Hyundai’s U.S. sales fell 13 percent last month as the COVID-19 outbreak continued to undermine showroom traffic and sales, even as more states lifted restrictions on business and personal activity.
The company’s results, an improvement over April’s 39 percent decline, are another sign the market continues to recover. Hyundai’s car deliveries skidded 44 percent to 16,456 while crossover sales, a strength for the brand, rose 12 percent to 41,163.
Hyundai said retail volume rose 5 percent despite the pandemic while fleet deliveries dropped 79 percent, representing just 5 percent of all volume.
Randy Parker, vice president of sales for Hyundai Motor America, credited the “remarkable” rebound in retail sales to dealer initiatives, new digital retail tools and the right customer offers, which included some of the industry’s lowest incentives, according to ALG. (See chart below.)
“We’ve also equipped our dealers with resources to ensure we are taking the necessary precautions to keep vehicles and facilities clean,” Parker said. “Our inventory pipeline is in a good place as Hyundai Motor Manufacturing Alabama has been up and running since May 4. We’re optimistic for the months ahead.”
Overall, U.S. light-vehicle demand slid 33 percent last month, an improvement from the estimated 50 percent decline in April, analysts at Edmunds, ALG and Cox Automotive estimate.
Sales fell at every major automakers last month, analyst say.
Toyota Motor Corp., Honda Motor Co., Subaru, Mazda and Volvo are also expected to report May results later Monday, while the rest of the industry now releases sales quarterly.
With U.S. unemployment rising and consumer confidence taking a sharp dive in May, the industry’s recovery from a bottom in early April is expected to be slow and spotty.
“The key question for the market going forward is whether these modest but steady sales gains will continue into June or does the sales recovery stagnate,” said Charlie Chesbrough, senior economist at Cox Automotive.
J.D. Power said the sales recovery essentially plateaued in the several weeks leading up to Memorial Day and last week cited several coronavirus-related factors behind the market’s stall.
- Many lessees have extended terms of current leases and remain out of the market.

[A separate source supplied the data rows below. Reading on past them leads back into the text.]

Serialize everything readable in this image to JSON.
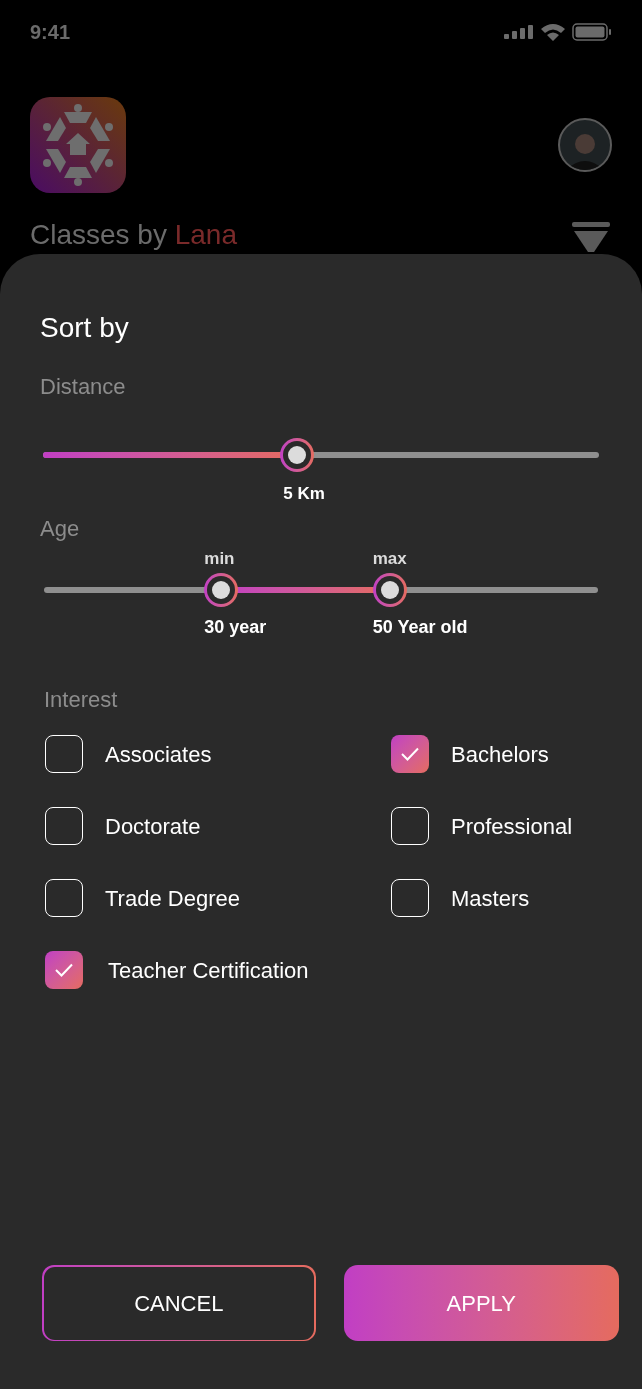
{
  "status_bar": {
    "time": "9:41"
  },
  "header": {
    "title": "Classes by ",
    "title_highlight": "Lana"
  },
  "sheet": {
    "title": "Sort by",
    "distance": {
      "label": "Distance",
      "level": 0.457,
      "value": "5 Km"
    },
    "age": {
      "label": "Age",
      "min": {
        "label": "min",
        "value": "30 year"
      },
      "max": {
        "label": "max",
        "value": "50 Year old"
      }
    },
    "interest": {
      "label": "Interest",
      "options": [
        {
          "label": "Associates",
          "checked": false
        },
        {
          "label": "Bachelors",
          "checked": true
        },
        {
          "label": "Doctorate",
          "checked": false
        },
        {
          "label": "Professional",
          "checked": false
        },
        {
          "label": "Trade Degree",
          "checked": false
        },
        {
          "label": "Masters",
          "checked": false
        },
        {
          "label": "Teacher Certification",
          "checked": true
        }
      ]
    },
    "buttons": {
      "cancel": "CANCEL",
      "apply": "APPLY"
    }
  }
}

- Older consumers continue to hunker down and are also largely avoiding showrooms.
- Affordability concerns are prompting more consumers to consider used rather than new vehicles.
- Growing inventory shortages, notably light trucks, as idled assembly plants slowly restart after months of shutdowns.
- The absence of significantly higher discounts around the Memorial Day holiday, a key period for industry sales.
“The resumption of business and leisure activities blunted the usual Memorial Day traffic,” said Tyson Jominy, an analyst at J.D. Power.
Lower fleet shipments, resulting from fewer orders from rental car companies as a result of the slump in business and leisure travel, will also be a drag on industry volume for months.
Barclays analyst Brian Johnson said inventory shortages – an estimated 600,000 cars and light trucks in June alone — will continue through August.
“We continue to see significant risks on the supply side with almost inevitable inefficiencies arising from restarting vehicle programs in North America simultaneously” Johnson said in a note Monday.
Johnson said the large pickup segment – the biggest source of profits for the Detroit 3 — is at critical risk of supply shortages, and estimates large pickup inventory fell to 44 days at the end of May from 88 days at the end of May 2019.
The seasonally adjusted, annualized rate of sales is expected to come in at 11.4 million to 11.8 million, according to Edmunds, ALG and Cox Automotive, substantially lower than the 17.4 million rate in May 2019.
ALG estimates average incentives rose to $4,526 last month, an increase of 21 percent from May 2019’s $3,732 level. With the exception of Hyundai, every manufacturer raised incentives last month 10 percent or more, ALG data show. (See chart below.)
With the halting restart to many North American assembly plants, tight supplies are prompting some automakers to dial back on deals or shift tactics.
ALG analyst Eric Lyman said falling inventories of key models, notably light trucks, will allow automakers to dial back on deals but redirect deals from national to regional and local markets based on supply.
“We expect the highly incentivized and in-demand SUVs and trucks to be affected more than other segments,” said Lyman.
- There were 26 selling says last month, the same as May 2019.
- Average transaction prices rose 4.6 percent, or $1,607, to $36,511 in May, from a year ago, but dropped 1.7 percent, or $639, compared with April 2020, ALG said.
“There’s still a long road to recovery ahead, but May auto sales are a really encouraging sign for the industry. The unprecedented deals broadcast by automakers and dealers really did the trick in getting more consumers to reenter the market, social distancing and all.”
— Edmunds analyst Jessica Caldwell